# Task item:
Leave out the pictures and copy every record exactly.

# Recorded data:
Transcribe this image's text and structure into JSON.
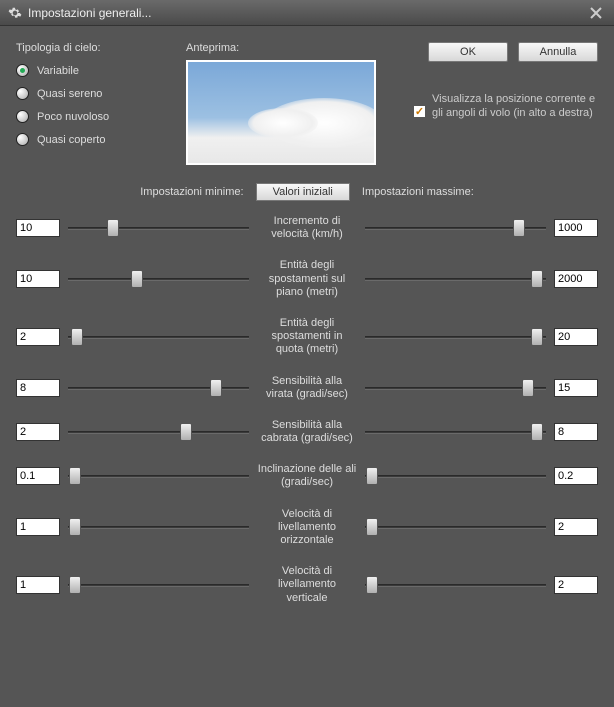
{
  "window": {
    "title": "Impostazioni generali..."
  },
  "sky": {
    "label": "Tipologia di cielo:",
    "options": [
      {
        "label": "Variabile",
        "checked": true
      },
      {
        "label": "Quasi sereno",
        "checked": false
      },
      {
        "label": "Poco nuvoloso",
        "checked": false
      },
      {
        "label": "Quasi coperto",
        "checked": false
      }
    ]
  },
  "preview": {
    "label": "Anteprima:"
  },
  "buttons": {
    "ok": "OK",
    "cancel": "Annulla",
    "defaults": "Valori iniziali"
  },
  "checkbox": {
    "label": "Visualizza la posizione corrente e gli angoli di volo (in alto a destra)",
    "checked": true
  },
  "headers": {
    "min": "Impostazioni minime:",
    "max": "Impostazioni massime:"
  },
  "params": [
    {
      "label": "Incremento di velocità (km/h)",
      "min": "10",
      "max": "1000",
      "minPos": 25,
      "maxPos": 85
    },
    {
      "label": "Entità degli spostamenti sul piano (metri)",
      "min": "10",
      "max": "2000",
      "minPos": 38,
      "maxPos": 95
    },
    {
      "label": "Entità degli spostamenti in quota  (metri)",
      "min": "2",
      "max": "20",
      "minPos": 5,
      "maxPos": 95
    },
    {
      "label": "Sensibilità alla virata (gradi/sec)",
      "min": "8",
      "max": "15",
      "minPos": 82,
      "maxPos": 90
    },
    {
      "label": "Sensibilità alla cabrata (gradi/sec)",
      "min": "2",
      "max": "8",
      "minPos": 65,
      "maxPos": 95
    },
    {
      "label": "Inclinazione delle ali (gradi/sec)",
      "min": "0.1",
      "max": "0.2",
      "minPos": 4,
      "maxPos": 4
    },
    {
      "label": "Velocità di livellamento orizzontale",
      "min": "1",
      "max": "2",
      "minPos": 4,
      "maxPos": 4
    },
    {
      "label": "Velocità di livellamento verticale",
      "min": "1",
      "max": "2",
      "minPos": 4,
      "maxPos": 4
    }
  ]
}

# Response area:
Transcribe this image's text and structure into JSON.
{
  "window": {
    "title": "Impostazioni generali..."
  },
  "sky": {
    "label": "Tipologia di cielo:",
    "options": [
      {
        "label": "Variabile",
        "checked": true
      },
      {
        "label": "Quasi sereno",
        "checked": false
      },
      {
        "label": "Poco nuvoloso",
        "checked": false
      },
      {
        "label": "Quasi coperto",
        "checked": false
      }
    ]
  },
  "preview": {
    "label": "Anteprima:"
  },
  "buttons": {
    "ok": "OK",
    "cancel": "Annulla",
    "defaults": "Valori iniziali"
  },
  "checkbox": {
    "label": "Visualizza la posizione corrente e gli angoli di volo (in alto a destra)",
    "checked": true
  },
  "headers": {
    "min": "Impostazioni minime:",
    "max": "Impostazioni massime:"
  },
  "params": [
    {
      "label": "Incremento di velocità (km/h)",
      "min": "10",
      "max": "1000",
      "minPos": 25,
      "maxPos": 85
    },
    {
      "label": "Entità degli spostamenti sul piano (metri)",
      "min": "10",
      "max": "2000",
      "minPos": 38,
      "maxPos": 95
    },
    {
      "label": "Entità degli spostamenti in quota  (metri)",
      "min": "2",
      "max": "20",
      "minPos": 5,
      "maxPos": 95
    },
    {
      "label": "Sensibilità alla virata (gradi/sec)",
      "min": "8",
      "max": "15",
      "minPos": 82,
      "maxPos": 90
    },
    {
      "label": "Sensibilità alla cabrata (gradi/sec)",
      "min": "2",
      "max": "8",
      "minPos": 65,
      "maxPos": 95
    },
    {
      "label": "Inclinazione delle ali (gradi/sec)",
      "min": "0.1",
      "max": "0.2",
      "minPos": 4,
      "maxPos": 4
    },
    {
      "label": "Velocità di livellamento orizzontale",
      "min": "1",
      "max": "2",
      "minPos": 4,
      "maxPos": 4
    },
    {
      "label": "Velocità di livellamento verticale",
      "min": "1",
      "max": "2",
      "minPos": 4,
      "maxPos": 4
    }
  ]
}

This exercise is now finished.